In Germany's capital today, sections of the iconic Berlin Wall still stand, though some of the solemn grey wall is now a canvas for graffiti — some soulful, some irreverent.People can straddle each side of what was once a stern barrier dividing part of the "free world" from political tyranny. Visiting this structure was just one reminder on a recent EURODAM Baltic cruise of the resiliency and fragility of the freedom to travel — one of the privileges to celebrate this Remembrance Day week.
This Nov. 9 marks the 25th anniversary of the demise of that imprisoning wall of the Cold War. Two days later on Remembrance Day, November 11, those who fought and who defended freedom on multiple fronts will be remembered — an honour dating back to World War I, when hostilities ended on the eleventh hour, of the eleventh day, of the eleventh month of 1918.
My Berlin guide explained that in August, 1961 the Berlin wall was erected overnight around the Western sector of Berlin. Without warning, East Germans were blockaded — not allowed to travel, work, or visit people living in the British, American, or French sectors of the Berlin divided by the allies of World War II. Overnight, East Germans were prisoners in their own country, cut off from the west.
Today "Checkpoint Charlie," once a major portal for westerners who had permission to go in and out of East Germany, is a reconstructed photo op, with the golden arches of McDonald's in the background.
The grander and more elegant arches of the Brandenburg Gate in Berlin were a closed portal in the Cold War, but now welcome camera-carrying tourists from all over — royalty originally commissioned this historic passageway at the end of the 18th century as a triumphal arch symbolizing peace. The enormous adjoining plaza, the Pariser Platz, is today flanked by upscale stores, the U.S. and French Embassies, an Academy of Arts, and a Kennedy Museum. The large, open, public space buzzes with artists, commerce, and tourists.
Our excursion to this lively, culture-rich, tourist-friendly city began when my husband and I disembarked from our cruise in Warnemunde, Germany. Berlin, a three-hour train ride away, was one of the ship's many excursion offerings.
I was grateful now to be visiting this "unified" Berlin, abundant with café life, centuries of architecture, engaging museums, and international creative vibes. Several times we walked over a line of different coloured cobblestones that marked where the Berlin Wall had once stood. Even the manhole covers at our feet symbolized a united Berlin.

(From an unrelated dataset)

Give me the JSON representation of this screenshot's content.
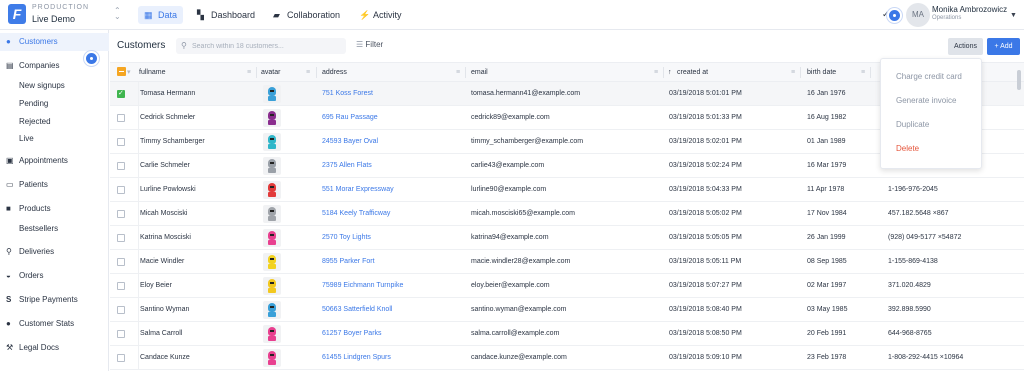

The manhole's circle of Berlin landmarks included those from the former East Berlin (including the Television tower) and former West Berlin (including the Remembrance Church) as well as the Chancellery for all Germany, now billed as the largest government building in the world.
There were also poignant, vivid reminders in the Berlin of today from the dark lessons of the past — a field with over 1,000 crosses that represent the people lost as a result of the East German border oppression and the "Memorial to the Murdered Jews," with its more than 2,700 tomb-like concrete slabs that recall the horrors of the holocaust. As you walk there are sometimes "stumblestones" on the ground, plaques of where Jews formerly lived, before being abducted by the Nazis. The stumblestone, or Stolpersteine markers by artist Gunter Demnig's, are a nationwide project by the artist who wants his country to remember its past. There are now more than 27,000 of them across the country.
Back on the train, a delightful young German woman who had spent years in North America studying English guided us. She was part of what my husband called the "Freedom Generation" — her parents had been trapped in East Germany, unable to travel before the Wall fell.
Seeing the changes that have emerged in Berlin since WWII, and the fall of the Berlin Wall, one can only hope warily that "never again" will be about all of humanity's hatred and war and tyranny.
The costs of achieving and maintaining the freedoms of travel, speech, and thought have been paid for dearly — again, and again, and again — and we reap the dividends every time we head out to explore the world.
Holland America's Baltic cruises include ports in Estonia, Finland, Russia, Germany, Denmark and Sweden. www.hollandamerica.com.
(Part II of the Greek Isle travel feature will run in Pique Nov.13, 2014)